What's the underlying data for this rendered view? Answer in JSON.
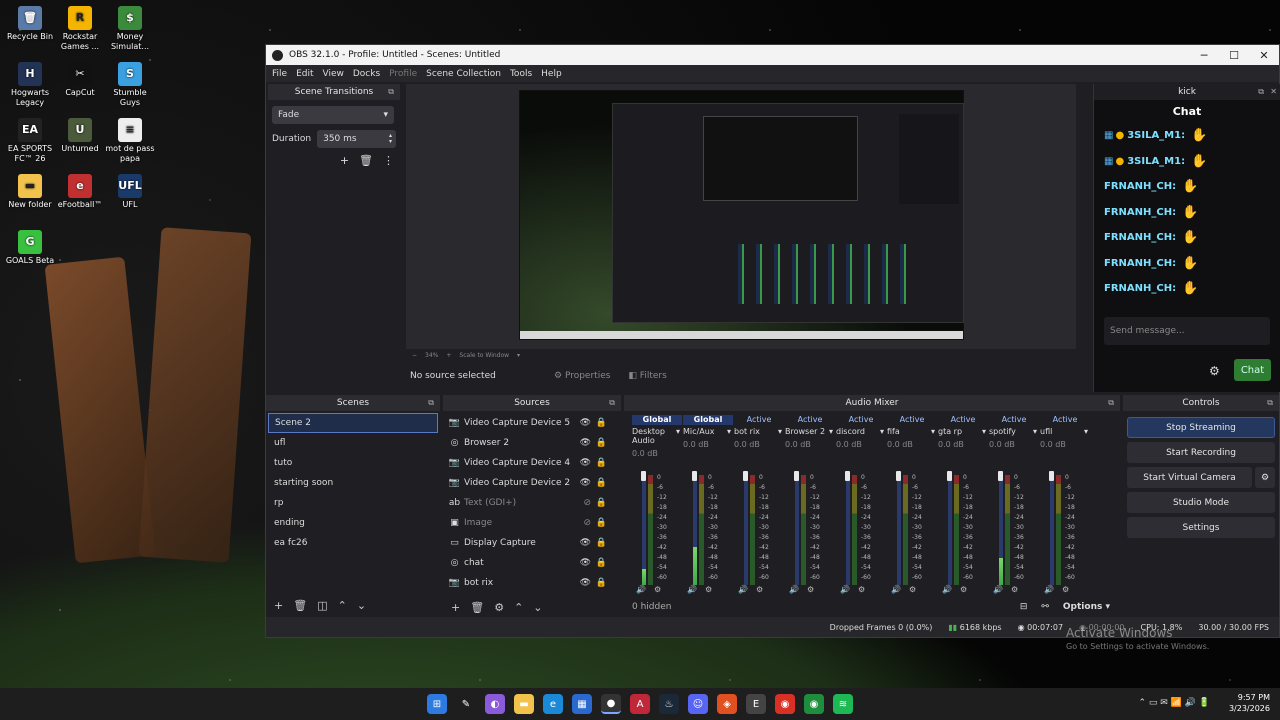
{
  "desktop": {
    "icons": [
      {
        "label": "Recycle Bin",
        "icon": "recycle-bin-icon",
        "color": "#5a7aa8",
        "glyph": "🗑"
      },
      {
        "label": "Rockstar Games ...",
        "icon": "rockstar-icon",
        "color": "#f4b400",
        "glyph": "R"
      },
      {
        "label": "Money Simulat...",
        "icon": "money-icon",
        "color": "#3c8a3c",
        "glyph": "$"
      },
      {
        "label": "Hogwarts Legacy",
        "icon": "hogwarts-icon",
        "color": "#223355",
        "glyph": "H"
      },
      {
        "label": "CapCut",
        "icon": "capcut-icon",
        "color": "#111111",
        "glyph": "✂"
      },
      {
        "label": "Stumble Guys",
        "icon": "stumble-icon",
        "color": "#3aa0e0",
        "glyph": "S"
      },
      {
        "label": "EA SPORTS FC™ 26",
        "icon": "ea-icon",
        "color": "#222222",
        "glyph": "EA"
      },
      {
        "label": "Unturned",
        "icon": "unturned-icon",
        "color": "#4a5a3a",
        "glyph": "U"
      },
      {
        "label": "mot de pass papa",
        "icon": "document-icon",
        "color": "#eeeeee",
        "glyph": "≡"
      },
      {
        "label": "New folder",
        "icon": "folder-icon",
        "color": "#f2c24c",
        "glyph": "▬"
      },
      {
        "label": "eFootball™",
        "icon": "efootball-icon",
        "color": "#c03030",
        "glyph": "e"
      },
      {
        "label": "UFL",
        "icon": "ufl-icon",
        "color": "#1a3a6a",
        "glyph": "UFL"
      },
      {
        "label": "GOALS Beta",
        "icon": "goals-icon",
        "color": "#3ac040",
        "glyph": "G"
      }
    ]
  },
  "window": {
    "title": "OBS 32.1.0 - Profile: Untitled - Scenes: Untitled",
    "controls": {
      "minimize": "─",
      "maximize": "☐",
      "close": "✕"
    }
  },
  "menu": [
    "File",
    "Edit",
    "View",
    "Docks",
    "Profile",
    "Scene Collection",
    "Tools",
    "Help"
  ],
  "transitions": {
    "title": "Scene Transitions",
    "type": "Fade",
    "duration_label": "Duration",
    "duration": "350 ms"
  },
  "preview": {
    "zoom": "34%",
    "scale_mode": "Scale to Window"
  },
  "context": {
    "no_source": "No source selected",
    "properties": "Properties",
    "filters": "Filters"
  },
  "scenes": {
    "title": "Scenes",
    "items": [
      "Scene 2",
      "ufl",
      "tuto",
      "starting soon",
      "rp",
      "ending",
      "ea fc26"
    ],
    "selected": 0
  },
  "sources": {
    "title": "Sources",
    "items": [
      {
        "name": "Video Capture Device 5",
        "icon": "camera-icon",
        "glyph": "📷",
        "visible": true
      },
      {
        "name": "Browser 2",
        "icon": "globe-icon",
        "glyph": "◎",
        "visible": true
      },
      {
        "name": "Video Capture Device 4",
        "icon": "camera-icon",
        "glyph": "📷",
        "visible": true
      },
      {
        "name": "Video Capture Device 2",
        "icon": "camera-icon",
        "glyph": "📷",
        "visible": true
      },
      {
        "name": "Text (GDI+)",
        "icon": "text-icon",
        "glyph": "ab",
        "visible": false
      },
      {
        "name": "Image",
        "icon": "image-icon",
        "glyph": "▣",
        "visible": false
      },
      {
        "name": "Display Capture",
        "icon": "display-icon",
        "glyph": "▭",
        "visible": true
      },
      {
        "name": "chat",
        "icon": "globe-icon",
        "glyph": "◎",
        "visible": true
      },
      {
        "name": "bot rix",
        "icon": "camera-icon",
        "glyph": "📷",
        "visible": true
      }
    ]
  },
  "mixer": {
    "title": "Audio Mixer",
    "hidden": "0 hidden",
    "options": "Options",
    "ticks": [
      "0",
      "-6",
      "-12",
      "-18",
      "-24",
      "-30",
      "-36",
      "-42",
      "-48",
      "-54",
      "-60"
    ],
    "channels": [
      {
        "badge": "Global",
        "name": "Desktop Audio",
        "db": "0.0 dB",
        "level": 0.15,
        "muted": true
      },
      {
        "badge": "Global",
        "name": "Mic/Aux",
        "db": "0.0 dB",
        "level": 0.35,
        "muted": false
      },
      {
        "badge": "Active",
        "name": "bot rix",
        "db": "0.0 dB",
        "level": 0.0,
        "muted": true
      },
      {
        "badge": "Active",
        "name": "Browser 2",
        "db": "0.0 dB",
        "level": 0.0,
        "muted": false
      },
      {
        "badge": "Active",
        "name": "discord",
        "db": "0.0 dB",
        "level": 0.0,
        "muted": false
      },
      {
        "badge": "Active",
        "name": "fifa",
        "db": "0.0 dB",
        "level": 0.0,
        "muted": false
      },
      {
        "badge": "Active",
        "name": "gta rp",
        "db": "0.0 dB",
        "level": 0.0,
        "muted": false
      },
      {
        "badge": "Active",
        "name": "spotify",
        "db": "0.0 dB",
        "level": 0.25,
        "muted": false
      },
      {
        "badge": "Active",
        "name": "ufll",
        "db": "0.0 dB",
        "level": 0.0,
        "muted": false
      }
    ]
  },
  "controls": {
    "title": "Controls",
    "stop_streaming": "Stop Streaming",
    "start_recording": "Start Recording",
    "virtual_camera": "Start Virtual Camera",
    "studio_mode": "Studio Mode",
    "settings": "Settings"
  },
  "status": {
    "dropped": "Dropped Frames 0 (0.0%)",
    "bitrate": "6168 kbps",
    "live_time": "00:07:07",
    "rec_time": "00:00:00",
    "cpu": "CPU: 1.8%",
    "fps": "30.00 / 30.00 FPS"
  },
  "kick": {
    "dock_title": "kick",
    "chat_title": "Chat",
    "placeholder": "Send message...",
    "send": "Chat",
    "messages": [
      {
        "user": "3SILA_M1:",
        "color": "#7ee0ff",
        "badges": true
      },
      {
        "user": "3SILA_M1:",
        "color": "#7ee0ff",
        "badges": true
      },
      {
        "user": "FRNANH_CH:",
        "color": "#7ee0ff",
        "badges": false
      },
      {
        "user": "FRNANH_CH:",
        "color": "#7ee0ff",
        "badges": false
      },
      {
        "user": "FRNANH_CH:",
        "color": "#7ee0ff",
        "badges": false
      },
      {
        "user": "FRNANH_CH:",
        "color": "#7ee0ff",
        "badges": false
      },
      {
        "user": "FRNANH_CH:",
        "color": "#7ee0ff",
        "badges": false
      }
    ]
  },
  "watermark": {
    "line1": "Activate Windows",
    "line2": "Go to Settings to activate Windows."
  },
  "system": {
    "time": "9:57 PM",
    "date": "3/23/2026"
  },
  "colors": {
    "accent": "#2e7d32",
    "selection": "#1f2d4a",
    "global_badge": "#24386c"
  }
}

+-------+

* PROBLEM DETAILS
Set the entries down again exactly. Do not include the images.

* ANSWER
What's the underlying data for this rendered view? Answer in JSON.
{
  "desktop": {
    "icons": [
      {
        "label": "Recycle Bin",
        "icon": "recycle-bin-icon",
        "color": "#5a7aa8",
        "glyph": "🗑"
      },
      {
        "label": "Rockstar Games ...",
        "icon": "rockstar-icon",
        "color": "#f4b400",
        "glyph": "R"
      },
      {
        "label": "Money Simulat...",
        "icon": "money-icon",
        "color": "#3c8a3c",
        "glyph": "$"
      },
      {
        "label": "Hogwarts Legacy",
        "icon": "hogwarts-icon",
        "color": "#223355",
        "glyph": "H"
      },
      {
        "label": "CapCut",
        "icon": "capcut-icon",
        "color": "#111111",
        "glyph": "✂"
      },
      {
        "label": "Stumble Guys",
        "icon": "stumble-icon",
        "color": "#3aa0e0",
        "glyph": "S"
      },
      {
        "label": "EA SPORTS FC™ 26",
        "icon": "ea-icon",
        "color": "#222222",
        "glyph": "EA"
      },
      {
        "label": "Unturned",
        "icon": "unturned-icon",
        "color": "#4a5a3a",
        "glyph": "U"
      },
      {
        "label": "mot de pass papa",
        "icon": "document-icon",
        "color": "#eeeeee",
        "glyph": "≡"
      },
      {
        "label": "New folder",
        "icon": "folder-icon",
        "color": "#f2c24c",
        "glyph": "▬"
      },
      {
        "label": "eFootball™",
        "icon": "efootball-icon",
        "color": "#c03030",
        "glyph": "e"
      },
      {
        "label": "UFL",
        "icon": "ufl-icon",
        "color": "#1a3a6a",
        "glyph": "UFL"
      },
      {
        "label": "GOALS Beta",
        "icon": "goals-icon",
        "color": "#3ac040",
        "glyph": "G"
      }
    ]
  },
  "window": {
    "title": "OBS 32.1.0 - Profile: Untitled - Scenes: Untitled",
    "controls": {
      "minimize": "─",
      "maximize": "☐",
      "close": "✕"
    }
  },
  "menu": [
    "File",
    "Edit",
    "View",
    "Docks",
    "Profile",
    "Scene Collection",
    "Tools",
    "Help"
  ],
  "transitions": {
    "title": "Scene Transitions",
    "type": "Fade",
    "duration_label": "Duration",
    "duration": "350 ms"
  },
  "preview": {
    "zoom": "34%",
    "scale_mode": "Scale to Window"
  },
  "context": {
    "no_source": "No source selected",
    "properties": "Properties",
    "filters": "Filters"
  },
  "scenes": {
    "title": "Scenes",
    "items": [
      "Scene 2",
      "ufl",
      "tuto",
      "starting soon",
      "rp",
      "ending",
      "ea fc26"
    ],
    "selected": 0
  },
  "sources": {
    "title": "Sources",
    "items": [
      {
        "name": "Video Capture Device 5",
        "icon": "camera-icon",
        "glyph": "📷",
        "visible": true
      },
      {
        "name": "Browser 2",
        "icon": "globe-icon",
        "glyph": "◎",
        "visible": true
      },
      {
        "name": "Video Capture Device 4",
        "icon": "camera-icon",
        "glyph": "📷",
        "visible": true
      },
      {
        "name": "Video Capture Device 2",
        "icon": "camera-icon",
        "glyph": "📷",
        "visible": true
      },
      {
        "name": "Text (GDI+)",
        "icon": "text-icon",
        "glyph": "ab",
        "visible": false
      },
      {
        "name": "Image",
        "icon": "image-icon",
        "glyph": "▣",
        "visible": false
      },
      {
        "name": "Display Capture",
        "icon": "display-icon",
        "glyph": "▭",
        "visible": true
      },
      {
        "name": "chat",
        "icon": "globe-icon",
        "glyph": "◎",
        "visible": true
      },
      {
        "name": "bot rix",
        "icon": "camera-icon",
        "glyph": "📷",
        "visible": true
      }
    ]
  },
  "mixer": {
    "title": "Audio Mixer",
    "hidden": "0 hidden",
    "options": "Options",
    "ticks": [
      "0",
      "-6",
      "-12",
      "-18",
      "-24",
      "-30",
      "-36",
      "-42",
      "-48",
      "-54",
      "-60"
    ],
    "channels": [
      {
        "badge": "Global",
        "name": "Desktop Audio",
        "db": "0.0 dB",
        "level": 0.15,
        "muted": true
      },
      {
        "badge": "Global",
        "name": "Mic/Aux",
        "db": "0.0 dB",
        "level": 0.35,
        "muted": false
      },
      {
        "badge": "Active",
        "name": "bot rix",
        "db": "0.0 dB",
        "level": 0.0,
        "muted": true
      },
      {
        "badge": "Active",
        "name": "Browser 2",
        "db": "0.0 dB",
        "level": 0.0,
        "muted": false
      },
      {
        "badge": "Active",
        "name": "discord",
        "db": "0.0 dB",
        "level": 0.0,
        "muted": false
      },
      {
        "badge": "Active",
        "name": "fifa",
        "db": "0.0 dB",
        "level": 0.0,
        "muted": false
      },
      {
        "badge": "Active",
        "name": "gta rp",
        "db": "0.0 dB",
        "level": 0.0,
        "muted": false
      },
      {
        "badge": "Active",
        "name": "spotify",
        "db": "0.0 dB",
        "level": 0.25,
        "muted": false
      },
      {
        "badge": "Active",
        "name": "ufll",
        "db": "0.0 dB",
        "level": 0.0,
        "muted": false
      }
    ]
  },
  "controls": {
    "title": "Controls",
    "stop_streaming": "Stop Streaming",
    "start_recording": "Start Recording",
    "virtual_camera": "Start Virtual Camera",
    "studio_mode": "Studio Mode",
    "settings": "Settings"
  },
  "status": {
    "dropped": "Dropped Frames 0 (0.0%)",
    "bitrate": "6168 kbps",
    "live_time": "00:07:07",
    "rec_time": "00:00:00",
    "cpu": "CPU: 1.8%",
    "fps": "30.00 / 30.00 FPS"
  },
  "kick": {
    "dock_title": "kick",
    "chat_title": "Chat",
    "placeholder": "Send message...",
    "send": "Chat",
    "messages": [
      {
        "user": "3SILA_M1:",
        "color": "#7ee0ff",
        "badges": true
      },
      {
        "user": "3SILA_M1:",
        "color": "#7ee0ff",
        "badges": true
      },
      {
        "user": "FRNANH_CH:",
        "color": "#7ee0ff",
        "badges": false
      },
      {
        "user": "FRNANH_CH:",
        "color": "#7ee0ff",
        "badges": false
      },
      {
        "user": "FRNANH_CH:",
        "color": "#7ee0ff",
        "badges": false
      },
      {
        "user": "FRNANH_CH:",
        "color": "#7ee0ff",
        "badges": false
      },
      {
        "user": "FRNANH_CH:",
        "color": "#7ee0ff",
        "badges": false
      }
    ]
  },
  "watermark": {
    "line1": "Activate Windows",
    "line2": "Go to Settings to activate Windows."
  },
  "system": {
    "time": "9:57 PM",
    "date": "3/23/2026"
  },
  "colors": {
    "accent": "#2e7d32",
    "selection": "#1f2d4a",
    "global_badge": "#24386c"
  }
}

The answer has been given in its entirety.